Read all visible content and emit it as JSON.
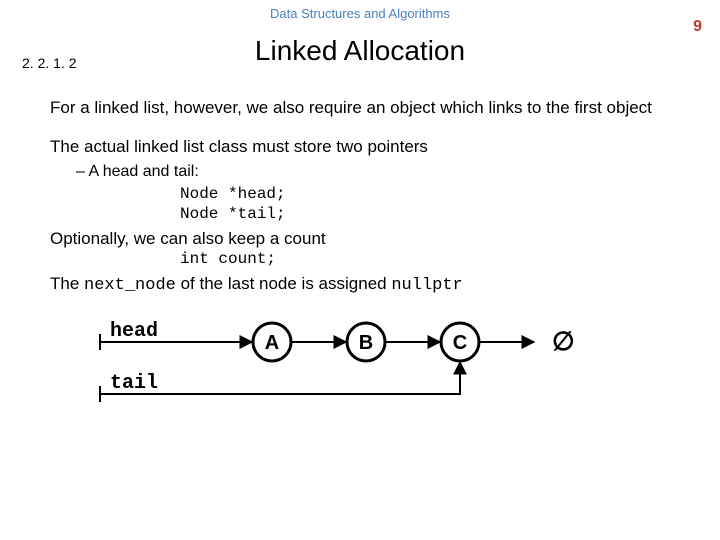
{
  "header": "Data Structures and Algorithms",
  "page_number": "9",
  "section_number": "2. 2. 1. 2",
  "title": "Linked Allocation",
  "para1": "For a linked list, however, we also require an object which links to the first object",
  "para2": "The actual linked list class must store two pointers",
  "bullet1": "A head and tail:",
  "code1": "Node *head;",
  "code2": "Node *tail;",
  "para3": "Optionally, we can also keep a count",
  "code3": "int count;",
  "para4_a": "The ",
  "para4_code1": "next_node",
  "para4_b": " of the last node is assigned ",
  "para4_code2": "nullptr",
  "diagram": {
    "head_label": "head",
    "tail_label": "tail",
    "nodes": {
      "a": "A",
      "b": "B",
      "c": "C"
    },
    "null_glyph": "∅"
  }
}
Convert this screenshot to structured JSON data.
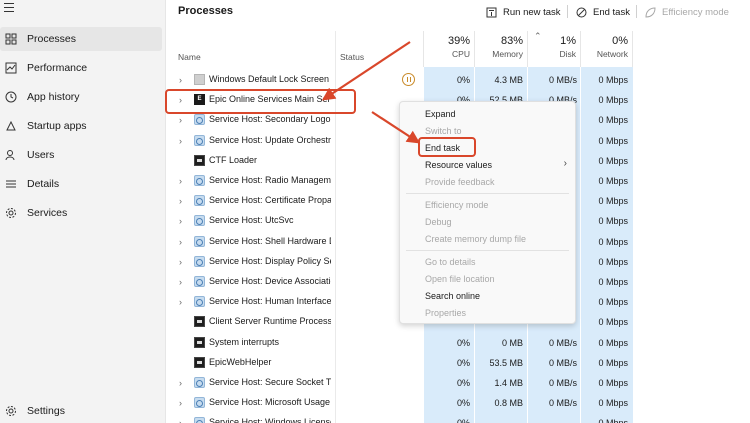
{
  "sidebar": {
    "items": [
      {
        "label": "Processes",
        "icon": "processes-icon",
        "active": true
      },
      {
        "label": "Performance",
        "icon": "performance-icon"
      },
      {
        "label": "App history",
        "icon": "history-icon"
      },
      {
        "label": "Startup apps",
        "icon": "startup-icon"
      },
      {
        "label": "Users",
        "icon": "users-icon"
      },
      {
        "label": "Details",
        "icon": "details-icon"
      },
      {
        "label": "Services",
        "icon": "services-icon"
      }
    ],
    "settings_label": "Settings"
  },
  "header": {
    "title": "Processes",
    "run_new_task": "Run new task",
    "end_task": "End task",
    "efficiency_mode": "Efficiency mode"
  },
  "columns": {
    "name": "Name",
    "status": "Status",
    "cpu": {
      "pct": "39%",
      "label": "CPU"
    },
    "memory": {
      "pct": "83%",
      "label": "Memory"
    },
    "disk": {
      "pct": "1%",
      "label": "Disk"
    },
    "network": {
      "pct": "0%",
      "label": "Network"
    }
  },
  "rows": [
    {
      "name": "Windows Default Lock Screen",
      "icon": "grey",
      "expand": true,
      "cpu": "0%",
      "mem": "4.3 MB",
      "disk": "0 MB/s",
      "net": "0 Mbps",
      "paused": true
    },
    {
      "name": "Epic Online Services Main Service",
      "icon": "epic",
      "expand": true,
      "cpu": "0%",
      "mem": "52.5 MB",
      "disk": "0 MB/s",
      "net": "0 Mbps"
    },
    {
      "name": "Service Host: Secondary Logon",
      "icon": "gear",
      "expand": true,
      "cpu": "",
      "mem": "",
      "disk": "",
      "net": "0 Mbps"
    },
    {
      "name": "Service Host: Update Orchestrator",
      "icon": "gear",
      "expand": true,
      "cpu": "",
      "mem": "",
      "disk": "",
      "net": "0 Mbps"
    },
    {
      "name": "CTF Loader",
      "icon": "win",
      "expand": false,
      "cpu": "",
      "mem": "",
      "disk": "",
      "net": "0 Mbps"
    },
    {
      "name": "Service Host: Radio Management",
      "icon": "gear",
      "expand": true,
      "cpu": "",
      "mem": "",
      "disk": "",
      "net": "0 Mbps"
    },
    {
      "name": "Service Host: Certificate Propagation",
      "icon": "gear",
      "expand": true,
      "cpu": "",
      "mem": "",
      "disk": "",
      "net": "0 Mbps"
    },
    {
      "name": "Service Host: UtcSvc",
      "icon": "gear",
      "expand": true,
      "cpu": "",
      "mem": "",
      "disk": "",
      "net": "0 Mbps"
    },
    {
      "name": "Service Host: Shell Hardware Detection",
      "icon": "gear",
      "expand": true,
      "cpu": "",
      "mem": "",
      "disk": "",
      "net": "0 Mbps"
    },
    {
      "name": "Service Host: Display Policy Service",
      "icon": "gear",
      "expand": true,
      "cpu": "",
      "mem": "",
      "disk": "",
      "net": "0 Mbps"
    },
    {
      "name": "Service Host: Device Association",
      "icon": "gear",
      "expand": true,
      "cpu": "",
      "mem": "",
      "disk": "",
      "net": "0 Mbps"
    },
    {
      "name": "Service Host: Human Interface Device",
      "icon": "gear",
      "expand": true,
      "cpu": "",
      "mem": "",
      "disk": "",
      "net": "0 Mbps"
    },
    {
      "name": "Client Server Runtime Process",
      "icon": "win",
      "expand": false,
      "cpu": "",
      "mem": "",
      "disk": "",
      "net": "0 Mbps"
    },
    {
      "name": "System interrupts",
      "icon": "win",
      "expand": false,
      "cpu": "0%",
      "mem": "0 MB",
      "disk": "0 MB/s",
      "net": "0 Mbps"
    },
    {
      "name": "EpicWebHelper",
      "icon": "win",
      "expand": false,
      "cpu": "0%",
      "mem": "53.5 MB",
      "disk": "0 MB/s",
      "net": "0 Mbps"
    },
    {
      "name": "Service Host: Secure Socket Tunneling",
      "icon": "gear",
      "expand": true,
      "cpu": "0%",
      "mem": "1.4 MB",
      "disk": "0 MB/s",
      "net": "0 Mbps"
    },
    {
      "name": "Service Host: Microsoft Usage Data",
      "icon": "gear",
      "expand": true,
      "cpu": "0%",
      "mem": "0.8 MB",
      "disk": "0 MB/s",
      "net": "0 Mbps"
    },
    {
      "name": "Service Host: Windows License",
      "icon": "gear",
      "expand": true,
      "cpu": "0%",
      "mem": "",
      "disk": "",
      "net": "0 Mbps"
    }
  ],
  "context_menu": {
    "items": [
      {
        "label": "Expand",
        "disabled": false
      },
      {
        "label": "Switch to",
        "disabled": true
      },
      {
        "label": "End task",
        "disabled": false
      },
      {
        "label": "Resource values",
        "disabled": false,
        "submenu": true
      },
      {
        "label": "Provide feedback",
        "disabled": true
      },
      {
        "label": "Efficiency mode",
        "disabled": true
      },
      {
        "label": "Debug",
        "disabled": true
      },
      {
        "label": "Create memory dump file",
        "disabled": true
      },
      {
        "label": "Go to details",
        "disabled": true
      },
      {
        "label": "Open file location",
        "disabled": true
      },
      {
        "label": "Search online",
        "disabled": false
      },
      {
        "label": "Properties",
        "disabled": true
      }
    ]
  },
  "colors": {
    "highlight": "#d9472b",
    "tint": "#d9ebfa"
  }
}
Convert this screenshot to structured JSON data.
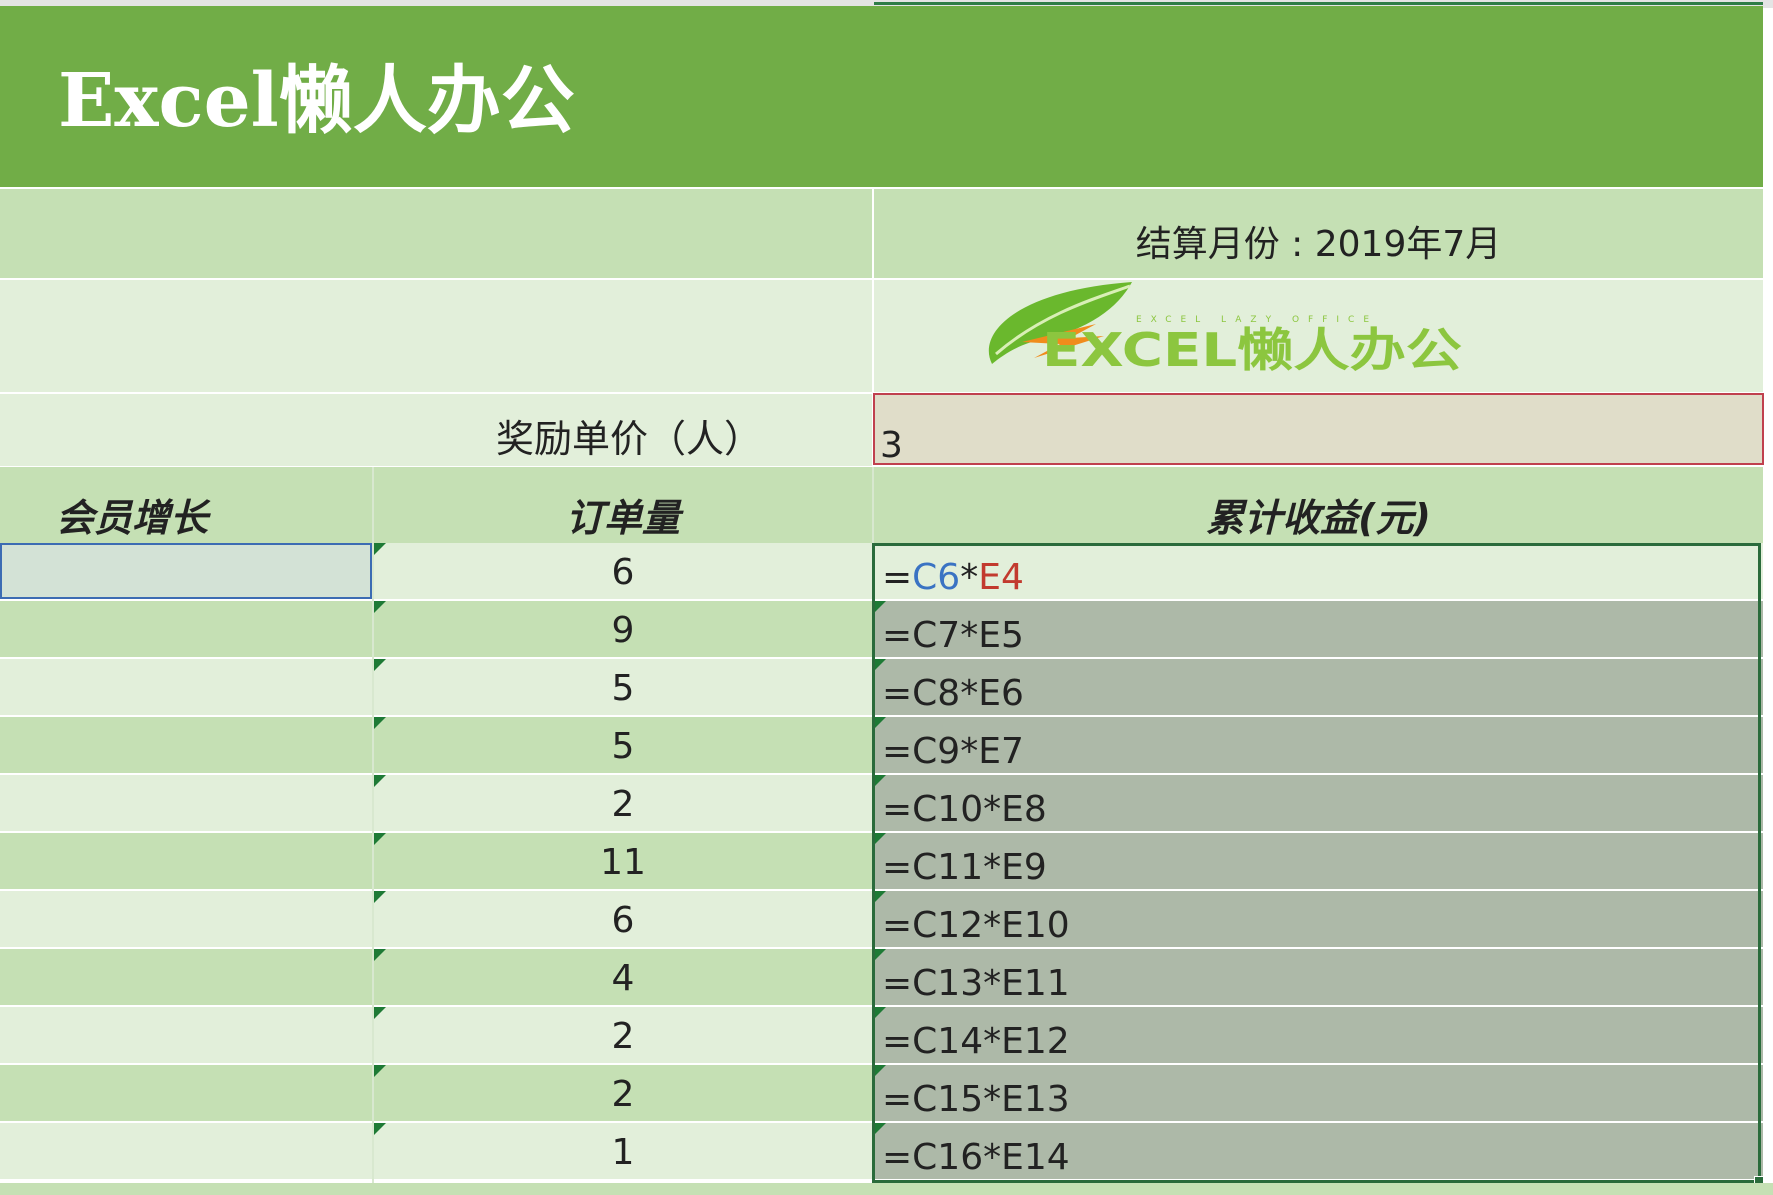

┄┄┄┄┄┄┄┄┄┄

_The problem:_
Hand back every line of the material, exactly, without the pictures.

_Exercise output:_
Read all visible content and emit it as JSON.
{
  "header": "Data Structures and Algorithms",
  "page_number": "9",
  "section_number": "2. 2. 1. 2",
  "title": "Linked Allocation",
  "para1": "For a linked list, however, we also require an object which links to the first object",
  "para2": "The actual linked list class must store two pointers",
  "bullet1": "A head and tail:",
  "code1": "Node *head;",
  "code2": "Node *tail;",
  "para3": "Optionally, we can also keep a count",
  "code3": "int count;",
  "para4_a": "The ",
  "para4_code1": "next_node",
  "para4_b": " of the last node is assigned ",
  "para4_code2": "nullptr",
  "diagram": {
    "head_label": "head",
    "tail_label": "tail",
    "nodes": {
      "a": "A",
      "b": "B",
      "c": "C"
    },
    "null_glyph": "∅"
  }
}
Convert this screenshot to structured JSON data.
{
  "sidebar": {
    "items": [
      {
        "label": "Processes",
        "icon": "processes-icon",
        "active": true
      },
      {
        "label": "Performance",
        "icon": "performance-icon"
      },
      {
        "label": "App history",
        "icon": "history-icon"
      },
      {
        "label": "Startup apps",
        "icon": "startup-icon"
      },
      {
        "label": "Users",
        "icon": "users-icon"
      },
      {
        "label": "Details",
        "icon": "details-icon"
      },
      {
        "label": "Services",
        "icon": "services-icon"
      }
    ],
    "settings_label": "Settings"
  },
  "header": {
    "title": "Processes",
    "run_new_task": "Run new task",
    "end_task": "End task",
    "efficiency_mode": "Efficiency mode"
  },
  "columns": {
    "name": "Name",
    "status": "Status",
    "cpu": {
      "pct": "39%",
      "label": "CPU"
    },
    "memory": {
      "pct": "83%",
      "label": "Memory"
    },
    "disk": {
      "pct": "1%",
      "label": "Disk"
    },
    "network": {
      "pct": "0%",
      "label": "Network"
    }
  },
  "rows": [
    {
      "name": "Windows Default Lock Screen",
      "icon": "grey",
      "expand": true,
      "cpu": "0%",
      "mem": "4.3 MB",
      "disk": "0 MB/s",
      "net": "0 Mbps",
      "paused": true
    },
    {
      "name": "Epic Online Services Main Service",
      "icon": "epic",
      "expand": true,
      "cpu": "0%",
      "mem": "52.5 MB",
      "disk": "0 MB/s",
      "net": "0 Mbps"
    },
    {
      "name": "Service Host: Secondary Logon",
      "icon": "gear",
      "expand": true,
      "cpu": "",
      "mem": "",
      "disk": "",
      "net": "0 Mbps"
    },
    {
      "name": "Service Host: Update Orchestrator",
      "icon": "gear",
      "expand": true,
      "cpu": "",
      "mem": "",
      "disk": "",
      "net": "0 Mbps"
    },
    {
      "name": "CTF Loader",
      "icon": "win",
      "expand": false,
      "cpu": "",
      "mem": "",
      "disk": "",
      "net": "0 Mbps"
    },
    {
      "name": "Service Host: Radio Management",
      "icon": "gear",
      "expand": true,
      "cpu": "",
      "mem": "",
      "disk": "",
      "net": "0 Mbps"
    },
    {
      "name": "Service Host: Certificate Propagation",
      "icon": "gear",
      "expand": true,
      "cpu": "",
      "mem": "",
      "disk": "",
      "net": "0 Mbps"
    },
    {
      "name": "Service Host: UtcSvc",
      "icon": "gear",
      "expand": true,
      "cpu": "",
      "mem": "",
      "disk": "",
      "net": "0 Mbps"
    },
    {
      "name": "Service Host: Shell Hardware Detection",
      "icon": "gear",
      "expand": true,
      "cpu": "",
      "mem": "",
      "disk": "",
      "net": "0 Mbps"
    },
    {
      "name": "Service Host: Display Policy Service",
      "icon": "gear",
      "expand": true,
      "cpu": "",
      "mem": "",
      "disk": "",
      "net": "0 Mbps"
    },
    {
      "name": "Service Host: Device Association",
      "icon": "gear",
      "expand": true,
      "cpu": "",
      "mem": "",
      "disk": "",
      "net": "0 Mbps"
    },
    {
      "name": "Service Host: Human Interface Device",
      "icon": "gear",
      "expand": true,
      "cpu": "",
      "mem": "",
      "disk": "",
      "net": "0 Mbps"
    },
    {
      "name": "Client Server Runtime Process",
      "icon": "win",
      "expand": false,
      "cpu": "",
      "mem": "",
      "disk": "",
      "net": "0 Mbps"
    },
    {
      "name": "System interrupts",
      "icon": "win",
      "expand": false,
      "cpu": "0%",
      "mem": "0 MB",
      "disk": "0 MB/s",
      "net": "0 Mbps"
    },
    {
      "name": "EpicWebHelper",
      "icon": "win",
      "expand": false,
      "cpu": "0%",
      "mem": "53.5 MB",
      "disk": "0 MB/s",
      "net": "0 Mbps"
    },
    {
      "name": "Service Host: Secure Socket Tunneling",
      "icon": "gear",
      "expand": true,
      "cpu": "0%",
      "mem": "1.4 MB",
      "disk": "0 MB/s",
      "net": "0 Mbps"
    },
    {
      "name": "Service Host: Microsoft Usage Data",
      "icon": "gear",
      "expand": true,
      "cpu": "0%",
      "mem": "0.8 MB",
      "disk": "0 MB/s",
      "net": "0 Mbps"
    },
    {
      "name": "Service Host: Windows License",
      "icon": "gear",
      "expand": true,
      "cpu": "0%",
      "mem": "",
      "disk": "",
      "net": "0 Mbps"
    }
  ],
  "context_menu": {
    "items": [
      {
        "label": "Expand",
        "disabled": false
      },
      {
        "label": "Switch to",
        "disabled": true
      },
      {
        "label": "End task",
        "disabled": false
      },
      {
        "label": "Resource values",
        "disabled": false,
        "submenu": true
      },
      {
        "label": "Provide feedback",
        "disabled": true
      },
      {
        "label": "Efficiency mode",
        "disabled": true
      },
      {
        "label": "Debug",
        "disabled": true
      },
      {
        "label": "Create memory dump file",
        "disabled": true
      },
      {
        "label": "Go to details",
        "disabled": true
      },
      {
        "label": "Open file location",
        "disabled": true
      },
      {
        "label": "Search online",
        "disabled": false
      },
      {
        "label": "Properties",
        "disabled": true
      }
    ]
  },
  "colors": {
    "highlight": "#d9472b",
    "tint": "#d9ebfa"
  }
}
Convert this screenshot to structured JSON data.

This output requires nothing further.